Thursday, June 26, 2014
New York Andrew Wiggins remembers a time, during ninth or 10th grade in Canada, when he was not the highly touted basketball phenom we know today.
Not quite, anyway.
He has to squint a little to recall the details of days gone by, but the memories have served him well since he left Kansas University by declaring for the 2014 NBA draft. The three-month draft process, which culminates at 6 tonight in Brooklyn’s Barclays Center, has tested him in every way possible.
On Wednesday, Wiggins and 19 other draft lottery hopefuls went through one final day of preparation for this year’s main event. The Toronto native was asked about his home country and home cooking, NBA topics like James Harden’s beard and Lance Stephenson’s antics, plus — of course — the top pick.
Before former KU teammate Joel Embiid was injured recently, it was believed that either Wiggins, Embiid or Duke’s Jabari Parker would be this year’s No. 1 pick. Now it seems to be down to Wiggins or Parker. Not that you’d know from watching the 6-foot-8, former KU guard with extraordinary athleticism and a seemingly unlimited ceiling. Wiggins smiled a lot, sweated a little and seemed more comfortable on Wednesday than he had at any point during his time in Lawrence.

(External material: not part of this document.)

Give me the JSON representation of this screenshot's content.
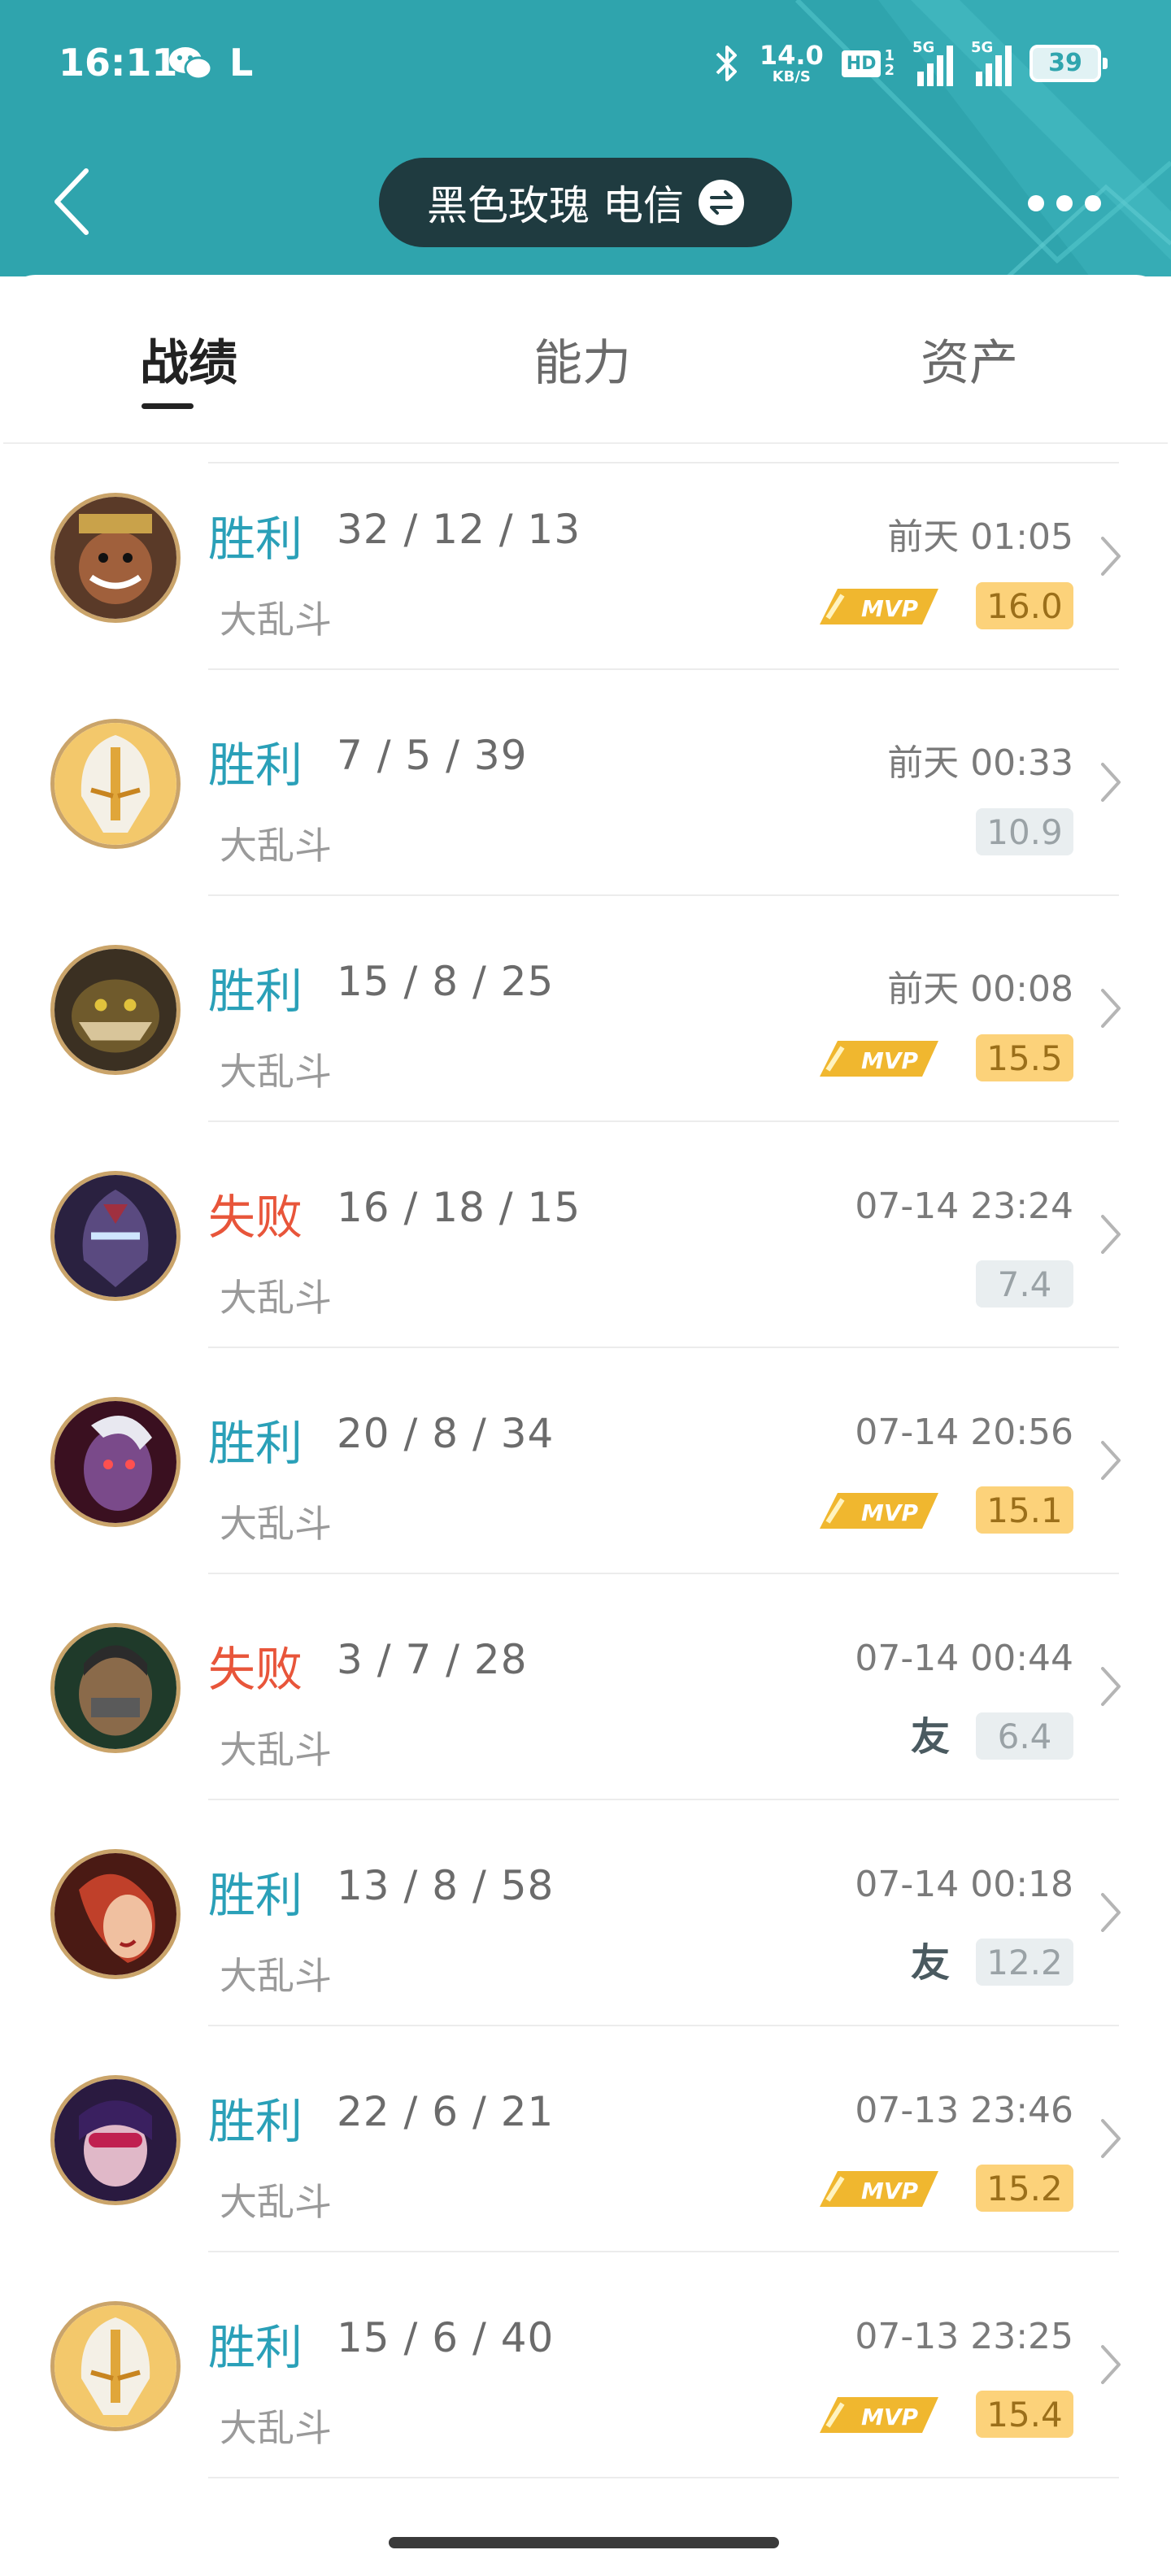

“I’m just enjoying the moment and enjoying everything this process has to offer,” Wiggins said. “You never really know what could happen on draft day. I’m anxious. I want to know what’s going to happen, and tomorrow’s the day where everything changes and you learn your destiny.”

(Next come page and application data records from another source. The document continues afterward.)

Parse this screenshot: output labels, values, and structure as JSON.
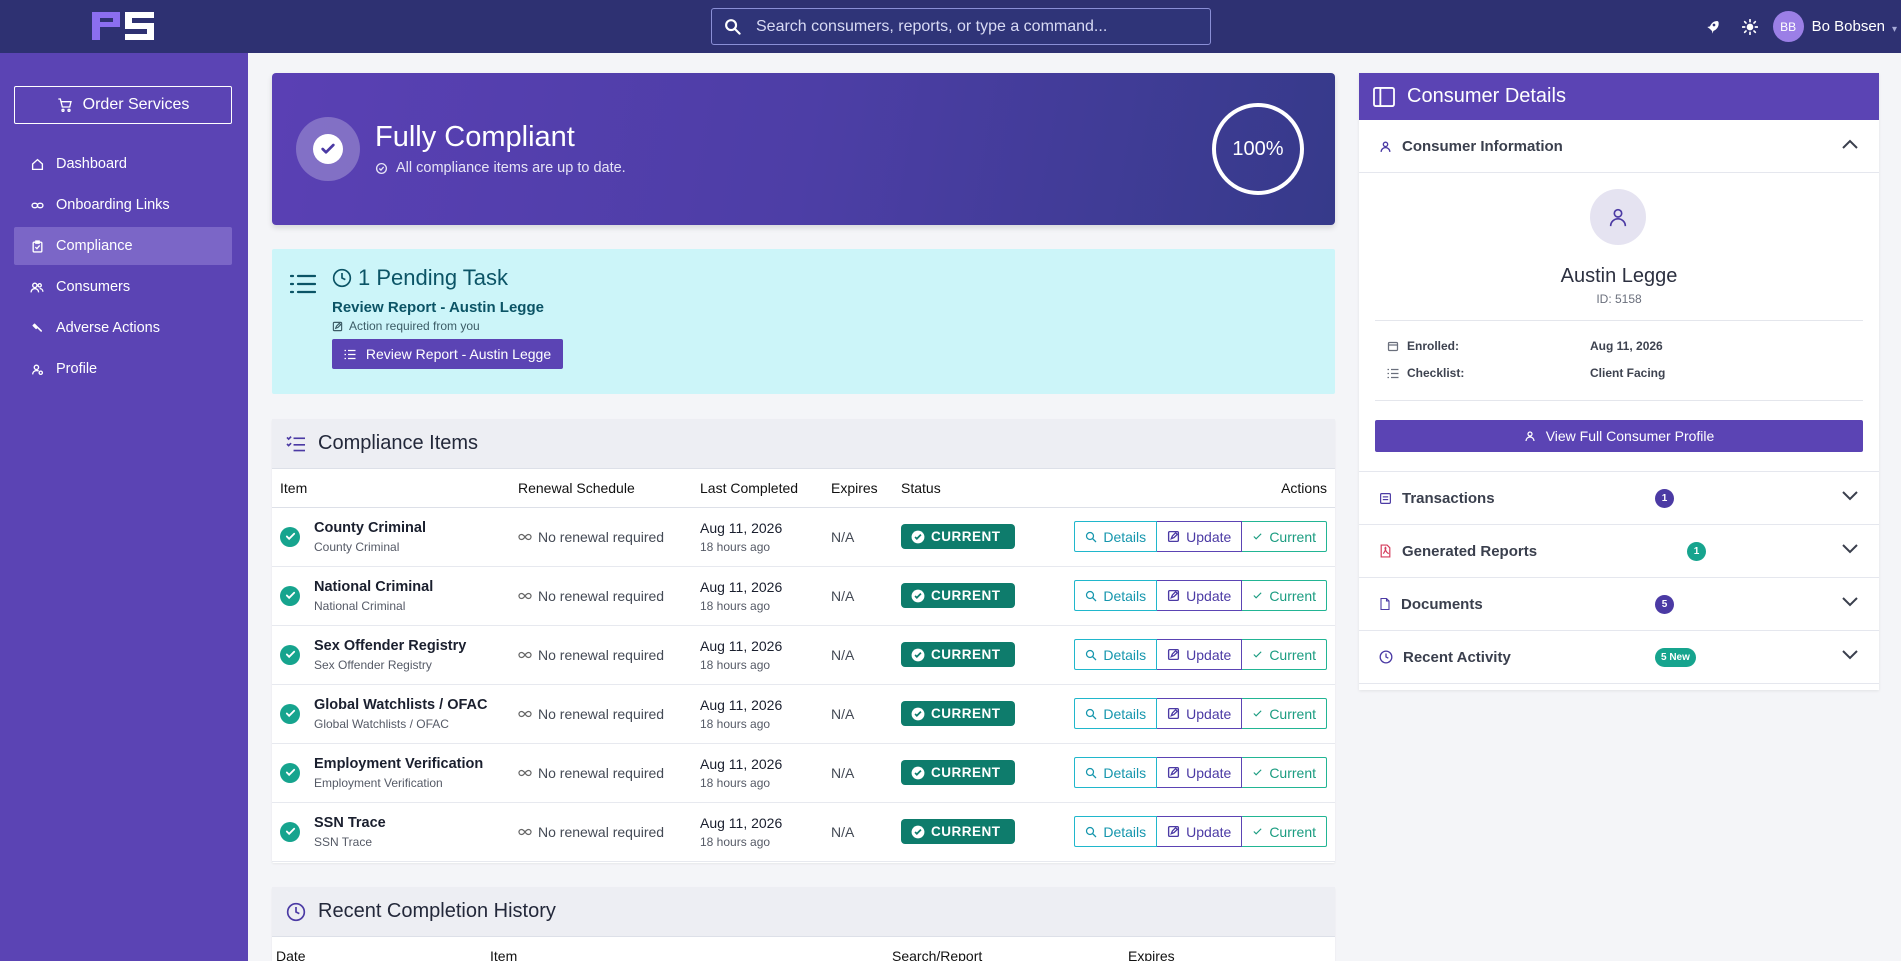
{
  "topbar": {
    "logo_text": "PS",
    "search_placeholder": "Search consumers, reports, or type a command...",
    "icons": [
      "rocket-icon",
      "sun-icon"
    ],
    "user_initials": "BB",
    "user_name": "Bo Bobsen"
  },
  "sidebar": {
    "order_label": "Order Services",
    "items": [
      {
        "label": "Dashboard",
        "icon": "home-icon",
        "active": false
      },
      {
        "label": "Onboarding Links",
        "icon": "link-icon",
        "active": false
      },
      {
        "label": "Compliance",
        "icon": "clipboard-icon",
        "active": true
      },
      {
        "label": "Consumers",
        "icon": "users-icon",
        "active": false
      },
      {
        "label": "Adverse Actions",
        "icon": "gavel-icon",
        "active": false
      },
      {
        "label": "Profile",
        "icon": "user-gear-icon",
        "active": false
      }
    ]
  },
  "banner": {
    "title": "Fully Compliant",
    "subtitle": "All compliance items are up to date.",
    "percent": "100%"
  },
  "pending": {
    "title": "1 Pending Task",
    "task": "Review Report - Austin Legge",
    "note": "Action required from you",
    "button": "Review Report - Austin Legge"
  },
  "compliance": {
    "title": "Compliance Items",
    "headers": {
      "item": "Item",
      "renewal": "Renewal Schedule",
      "last": "Last Completed",
      "expires": "Expires",
      "status": "Status",
      "actions": "Actions"
    },
    "action_labels": {
      "details": "Details",
      "update": "Update",
      "current": "Current"
    },
    "rows": [
      {
        "name": "County Criminal",
        "sub": "County Criminal",
        "renewal": "No renewal required",
        "date": "Aug 11, 2026",
        "ago": "18 hours ago",
        "expires": "N/A",
        "status": "CURRENT"
      },
      {
        "name": "National Criminal",
        "sub": "National Criminal",
        "renewal": "No renewal required",
        "date": "Aug 11, 2026",
        "ago": "18 hours ago",
        "expires": "N/A",
        "status": "CURRENT"
      },
      {
        "name": "Sex Offender Registry",
        "sub": "Sex Offender Registry",
        "renewal": "No renewal required",
        "date": "Aug 11, 2026",
        "ago": "18 hours ago",
        "expires": "N/A",
        "status": "CURRENT"
      },
      {
        "name": "Global Watchlists / OFAC",
        "sub": "Global Watchlists / OFAC",
        "renewal": "No renewal required",
        "date": "Aug 11, 2026",
        "ago": "18 hours ago",
        "expires": "N/A",
        "status": "CURRENT"
      },
      {
        "name": "Employment Verification",
        "sub": "Employment Verification",
        "renewal": "No renewal required",
        "date": "Aug 11, 2026",
        "ago": "18 hours ago",
        "expires": "N/A",
        "status": "CURRENT"
      },
      {
        "name": "SSN Trace",
        "sub": "SSN Trace",
        "renewal": "No renewal required",
        "date": "Aug 11, 2026",
        "ago": "18 hours ago",
        "expires": "N/A",
        "status": "CURRENT"
      }
    ]
  },
  "history": {
    "title": "Recent Completion History",
    "headers": {
      "date": "Date",
      "item": "Item",
      "search": "Search/Report",
      "expires": "Expires"
    }
  },
  "consumer_panel": {
    "title": "Consumer Details",
    "info_label": "Consumer Information",
    "name": "Austin Legge",
    "id_text": "ID: 5158",
    "enrolled_label": "Enrolled:",
    "enrolled_value": "Aug 11, 2026",
    "checklist_label": "Checklist:",
    "checklist_value": "Client Facing",
    "view_button": "View Full Consumer Profile",
    "sections": [
      {
        "label": "Transactions",
        "badge": "1",
        "badge_color": "#4b3aa4"
      },
      {
        "label": "Generated Reports",
        "badge": "1",
        "badge_color": "#16a48e"
      },
      {
        "label": "Documents",
        "badge": "5",
        "badge_color": "#4b3aa4"
      },
      {
        "label": "Recent Activity",
        "badge": "5 New",
        "badge_color": "#16a48e"
      }
    ]
  },
  "colors": {
    "brand": "#5b44b4",
    "topbar": "#2e3172",
    "status": "#0e7c6c",
    "teal": "#16a48e"
  }
}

In some ways, this moment has been Wiggins’ destiny for a while. A year ago in New York, there was plenty of chatter about Wiggins as the obvious No. 1 pick in the 2014 draft. Today, there’s more uncertainty about Wiggins’ top-dog status, but he has never wavered.
Asked if he paid much attention to draft projections at this time last year, Wiggins shrugged.

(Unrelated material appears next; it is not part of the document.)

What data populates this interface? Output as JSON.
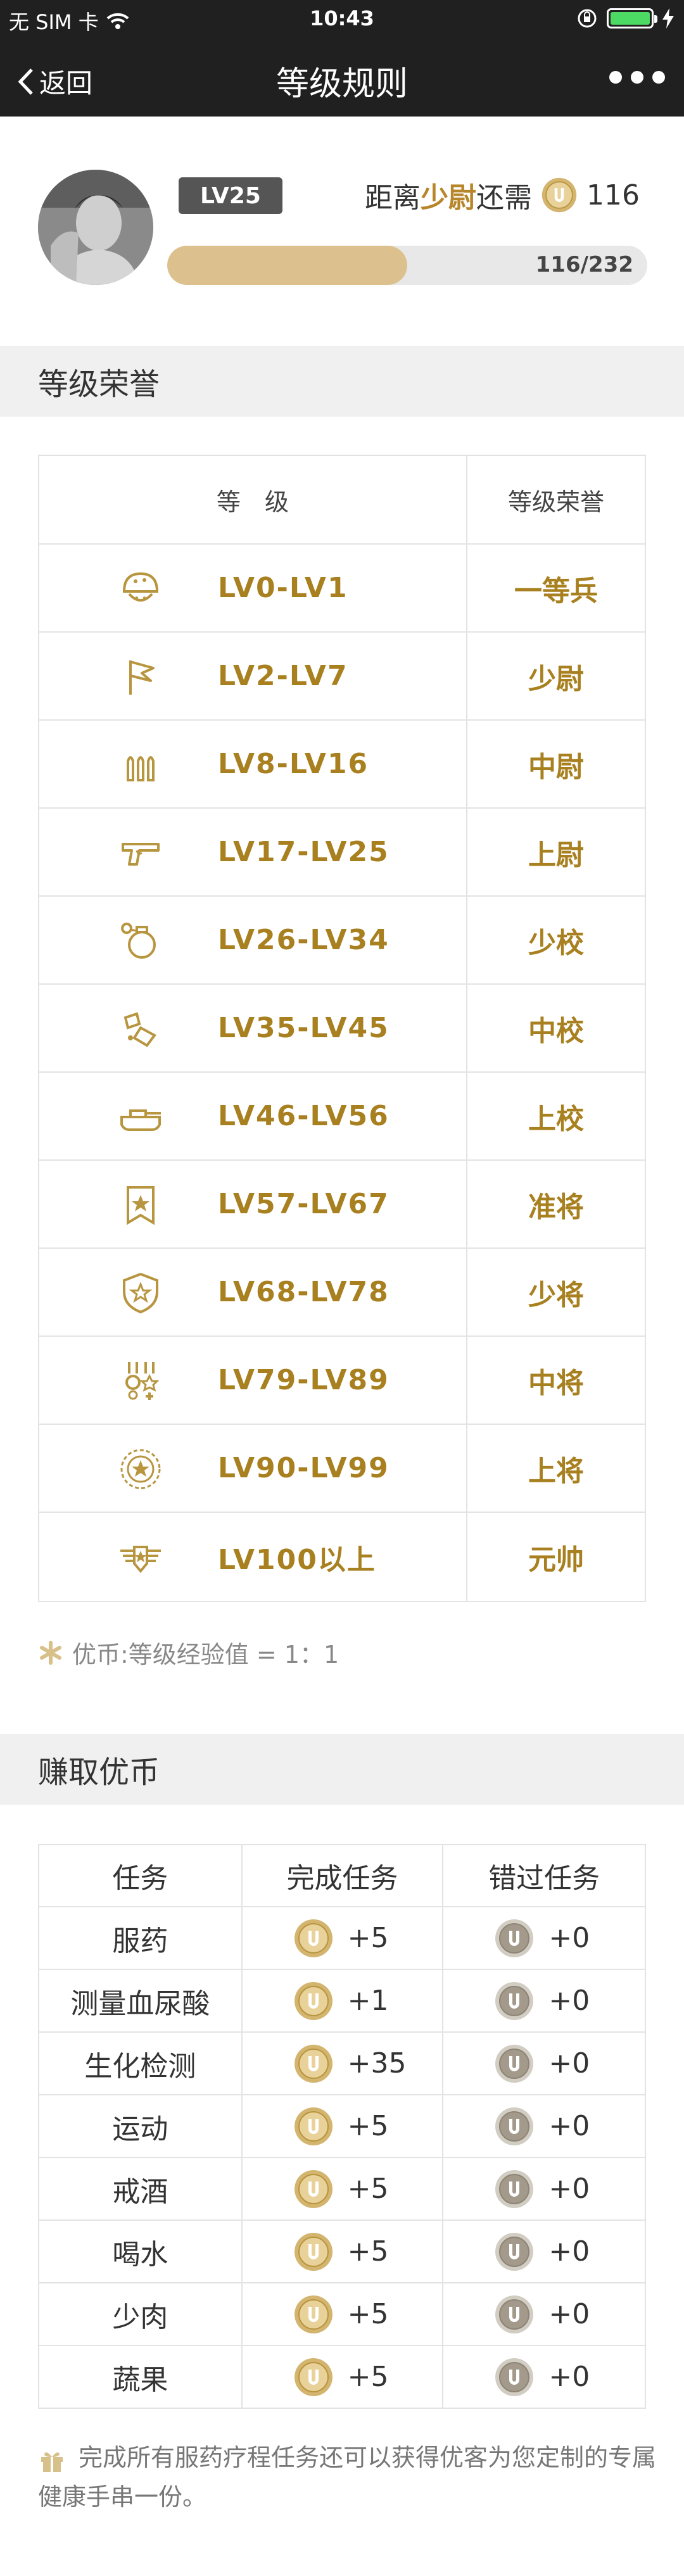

“No,” he said. “That’s looking too far into the future. I was just getting into college. I wasn’t worried about that.”
Wiggins held court about the benefits of going to Kansas, playing for Bill Self and having at least one year to be a college kid.
“I just know how to prepare for everything now,” Wiggins said. “The spotlight, dealing with the media, fans, things off the court. That’s what Kansas taught me a lot.”
Despite his calm demeanor, which was on display both on Wednesday and throughout his time at KU, Wiggins insists that he’s as competitive as anybody.
“You just always want to be the best,” he said. “In high school, there are guys above you, and you want to be better than them. In college, you want to be national champions. And in the NBA you’re going against the world’s best, so it’s going to be a challenge to conquer that and become one of the elite players at the highest level of basketball.
“Just being selected is amazing to me, but being a competitor, I don’t want anyone else going ahead of me. I still want to go No. 1.”
Near the end of Wednesday’s media session, a writer from Cleveland asked if Wiggins had been given any indication of where he might be picked.
“I haven’t heard anything,” he said with a look of sincerity. “Have you heard anything? I’d like to know.”
Former New York City playground legend and NBA player Felipe Lopez, now an ambassador for the NBA Cares program Wiggins spent time with on Wednesday, thinks Wiggins is ready for anything.
“He’s nice, man,” Lopez said. “He’s a natural. And when you’re a natural, you can adapt to anything, and the NBA’s going to allow him to grow his game. If you stay focused on the game, you don’t have to worry about anything else. Now he’s on top, and he can use that to fuel himself to make sure he stays on top of his game. Because now everybody’s going to come after him.”
Fellow KU one-and-done Ben McLemore, who was picked seventh by Sacramento last year, said Wiggins was in for the night of his life.
“It’s a mixture of excitement and nerves,” McLemore said. “You just have to take deep breaths and enjoy the opportunity to even be in the green room. You know your name’s going to be called, you just want to know when. But it’s a great feeling.”